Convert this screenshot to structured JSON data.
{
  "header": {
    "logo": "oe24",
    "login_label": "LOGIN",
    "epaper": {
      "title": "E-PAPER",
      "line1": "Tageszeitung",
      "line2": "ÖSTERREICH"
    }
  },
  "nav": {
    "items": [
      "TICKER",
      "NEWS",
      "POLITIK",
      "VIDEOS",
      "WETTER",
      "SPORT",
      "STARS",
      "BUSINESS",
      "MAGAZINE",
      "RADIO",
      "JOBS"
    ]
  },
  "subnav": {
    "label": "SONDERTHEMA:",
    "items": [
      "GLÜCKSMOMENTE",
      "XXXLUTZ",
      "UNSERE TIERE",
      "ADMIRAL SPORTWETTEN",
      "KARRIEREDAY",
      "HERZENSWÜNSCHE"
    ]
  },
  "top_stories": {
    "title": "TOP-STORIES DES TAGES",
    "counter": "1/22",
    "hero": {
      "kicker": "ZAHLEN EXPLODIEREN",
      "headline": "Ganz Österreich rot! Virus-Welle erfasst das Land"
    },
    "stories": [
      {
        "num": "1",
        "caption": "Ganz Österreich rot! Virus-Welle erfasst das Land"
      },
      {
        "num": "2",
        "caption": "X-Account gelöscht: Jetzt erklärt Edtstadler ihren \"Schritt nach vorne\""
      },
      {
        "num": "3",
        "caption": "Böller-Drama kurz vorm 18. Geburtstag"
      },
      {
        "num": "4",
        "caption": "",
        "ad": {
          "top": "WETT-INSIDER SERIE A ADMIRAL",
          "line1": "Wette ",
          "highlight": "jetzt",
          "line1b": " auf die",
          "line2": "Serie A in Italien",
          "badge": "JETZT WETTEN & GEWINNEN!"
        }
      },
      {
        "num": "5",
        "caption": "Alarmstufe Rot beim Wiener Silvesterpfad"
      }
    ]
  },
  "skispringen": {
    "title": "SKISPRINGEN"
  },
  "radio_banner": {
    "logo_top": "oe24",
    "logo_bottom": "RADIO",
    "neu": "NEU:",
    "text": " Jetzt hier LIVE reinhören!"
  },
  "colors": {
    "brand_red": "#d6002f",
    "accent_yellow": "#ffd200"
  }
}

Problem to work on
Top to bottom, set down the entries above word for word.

Answer to this problem
Convert this screenshot to structured JSON data.
{
  "header": {
    "logo": "oe24",
    "login_label": "LOGIN",
    "epaper": {
      "title": "E-PAPER",
      "line1": "Tageszeitung",
      "line2": "ÖSTERREICH"
    }
  },
  "nav": {
    "items": [
      "TICKER",
      "NEWS",
      "POLITIK",
      "VIDEOS",
      "WETTER",
      "SPORT",
      "STARS",
      "BUSINESS",
      "MAGAZINE",
      "RADIO",
      "JOBS"
    ]
  },
  "subnav": {
    "label": "SONDERTHEMA:",
    "items": [
      "GLÜCKSMOMENTE",
      "XXXLUTZ",
      "UNSERE TIERE",
      "ADMIRAL SPORTWETTEN",
      "KARRIEREDAY",
      "HERZENSWÜNSCHE"
    ]
  },
  "top_stories": {
    "title": "TOP-STORIES DES TAGES",
    "counter": "1/22",
    "hero": {
      "kicker": "ZAHLEN EXPLODIEREN",
      "headline": "Ganz Österreich rot! Virus-Welle erfasst das Land"
    },
    "stories": [
      {
        "num": "1",
        "caption": "Ganz Österreich rot! Virus-Welle erfasst das Land"
      },
      {
        "num": "2",
        "caption": "X-Account gelöscht: Jetzt erklärt Edtstadler ihren \"Schritt nach vorne\""
      },
      {
        "num": "3",
        "caption": "Böller-Drama kurz vorm 18. Geburtstag"
      },
      {
        "num": "4",
        "caption": "",
        "ad": {
          "top": "WETT-INSIDER SERIE A ADMIRAL",
          "line1": "Wette ",
          "highlight": "jetzt",
          "line1b": " auf die",
          "line2": "Serie A in Italien",
          "badge": "JETZT WETTEN & GEWINNEN!"
        }
      },
      {
        "num": "5",
        "caption": "Alarmstufe Rot beim Wiener Silvesterpfad"
      }
    ]
  },
  "skispringen": {
    "title": "SKISPRINGEN"
  },
  "radio_banner": {
    "logo_top": "oe24",
    "logo_bottom": "RADIO",
    "neu": "NEU:",
    "text": " Jetzt hier LIVE reinhören!"
  },
  "colors": {
    "brand_red": "#d6002f",
    "accent_yellow": "#ffd200"
  }
}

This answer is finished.